The new smartphone has a five-inch 1920 x 1080-pixel HD Super AMOLED display, a 13-megapixel rear-facing camera, 4G LTE and built-in near field communication (NFC).
The Galaxy S4 runs Android 4.2.2, or Jelly Bean, customised with an updated version of Samsung’s TouchWiz interface.
The screen is slightly bigger than the S3, but the overall device is slightly smaller and lighter, with flatter edges and a slight texture on the polycarbonate casing.
Jan Dawson, chief telecom analyst at Ovum, comments on the new phone: “As anticipated, the device features a slightly larger screen, an improved camera, and beefed up processor power and memory. The company also augmented various features previously available, including its eye-tracking capabilities.
“The Galaxy S4 is a worthy successor to earlier members of this line, and will doubtless sell well.

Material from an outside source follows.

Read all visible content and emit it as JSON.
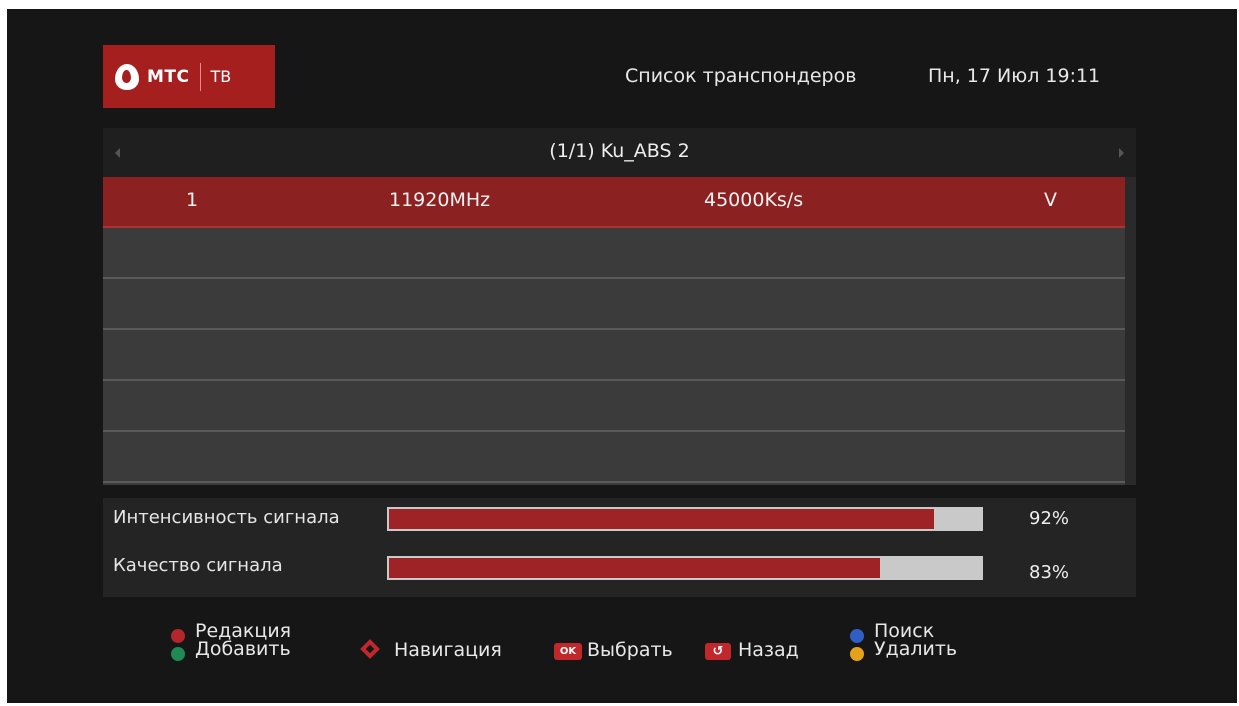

But it highlights a couple of the key challenges Samsung faces,” he says
“Firstly, having innovated rapidly over the last several years to vaunt itself into top spot in the world smartphone rankings, Samsung now faces essentially the same challenge as Apple: how to continue to improve its devices year on year when existing phones are already top of their class, and there aren’t obvious shortcomings?
“Secondly, how to set Samsung’s devices apart from other devices that share the Android operating system that provides so much of the functionality? As rivals such as HTC and Sony up the specs of their devices and provide ever better hardware, it becomes more and more important for Samsung to differentiate on software and services.
“The improvements to eye tracking and the additions of S Translator and the hover feature and so on are good steps in this direction, but they can be seen as gimmicks rather than game changers. At this point, Samsung appears to be trying to kill the competition with sheer volume of new features – there should be something here for everyone, even if most of these new features won’t be used by most users.
“For now, Samsung can likely rely on its vastly superior marketing budget and the relatively weak efforts of its competitors in software to keep it ahead,” Dawson says.
“But competitors will catch up (as Samsung has caught up in many ways with Apple) and Samsung will need to continue to stretch. It also needs to build a stronger set of content offerings that cross its various platforms, so that it can extend its leadership in smartphones into the tablet space, and give consumers a reason to buy into an ‘all-Samsung’ experience with their consumer electronics.
“Overall, there are lots of features, but based on past experience most people will never even find them on the device.”